WHAT THE TASK ASKS
Without including any picture, return the complete set of records exactly.
EXERCISE INPUTS Block Start
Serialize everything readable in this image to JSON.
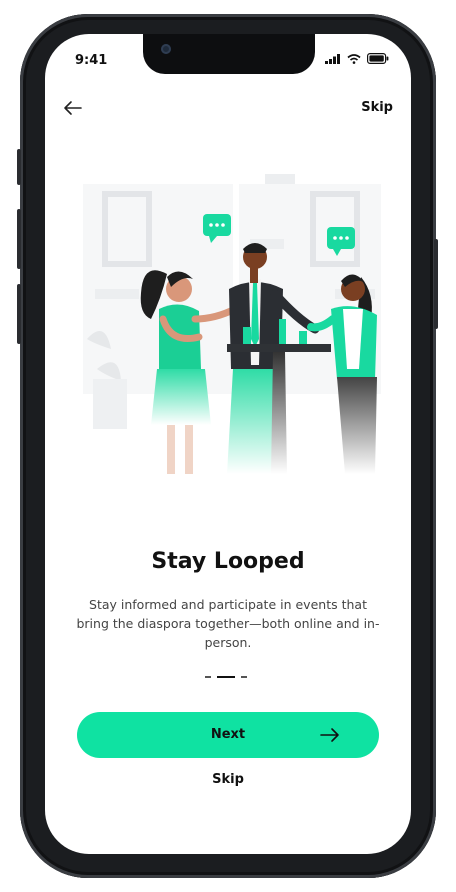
{
  "status_bar": {
    "time": "9:41"
  },
  "header": {
    "skip_label": "Skip"
  },
  "onboarding": {
    "title": "Stay Looped",
    "description": "Stay informed and participate in events that bring the diaspora together—both online and in-person.",
    "page_count": 3,
    "active_page": 2
  },
  "actions": {
    "next_label": "Next",
    "skip_label": "Skip"
  },
  "colors": {
    "accent": "#0fe2a2",
    "text": "#111111",
    "muted": "#444444"
  },
  "icons": {
    "back": "arrow-left-icon",
    "next": "arrow-right-icon",
    "signal": "cellular-signal-icon",
    "wifi": "wifi-icon",
    "battery": "battery-icon"
  }
}
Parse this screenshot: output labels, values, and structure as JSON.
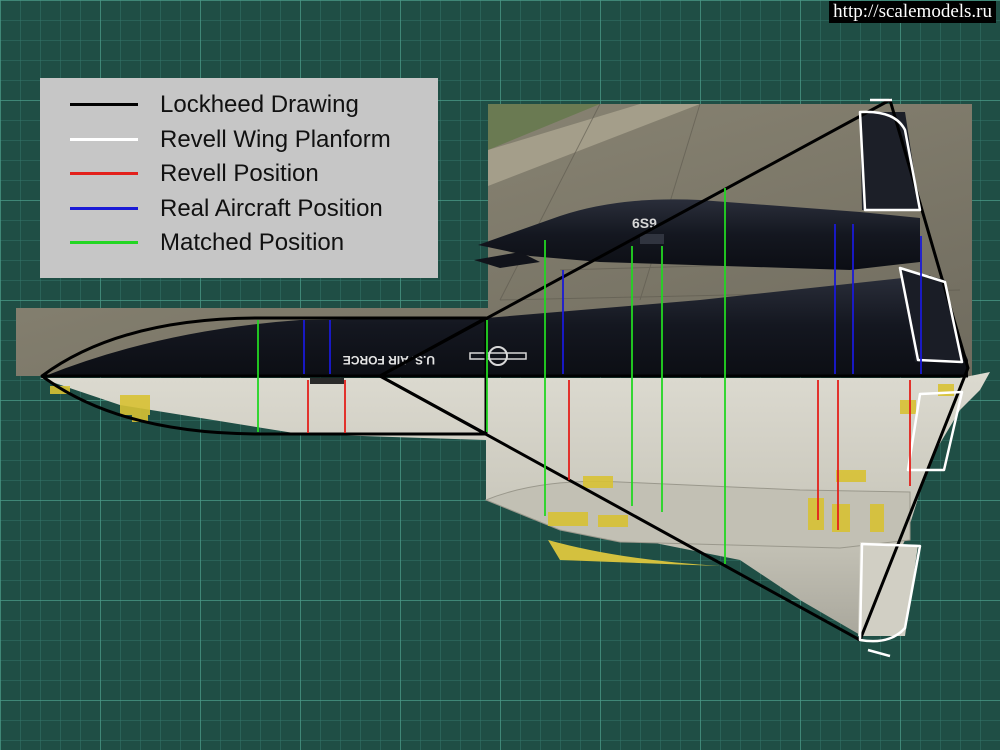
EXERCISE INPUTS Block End
SOLVED PROBLEM
Serialize everything readable in this image to JSON.
{
  "status_bar": {
    "time": "9:41"
  },
  "header": {
    "skip_label": "Skip"
  },
  "onboarding": {
    "title": "Stay Looped",
    "description": "Stay informed and participate in events that bring the diaspora together—both online and in-person.",
    "page_count": 3,
    "active_page": 2
  },
  "actions": {
    "next_label": "Next",
    "skip_label": "Skip"
  },
  "colors": {
    "accent": "#0fe2a2",
    "text": "#111111",
    "muted": "#444444"
  },
  "icons": {
    "back": "arrow-left-icon",
    "next": "arrow-right-icon",
    "signal": "cellular-signal-icon",
    "wifi": "wifi-icon",
    "battery": "battery-icon"
  }
}
Parse this screenshot: output labels, values, and structure as JSON.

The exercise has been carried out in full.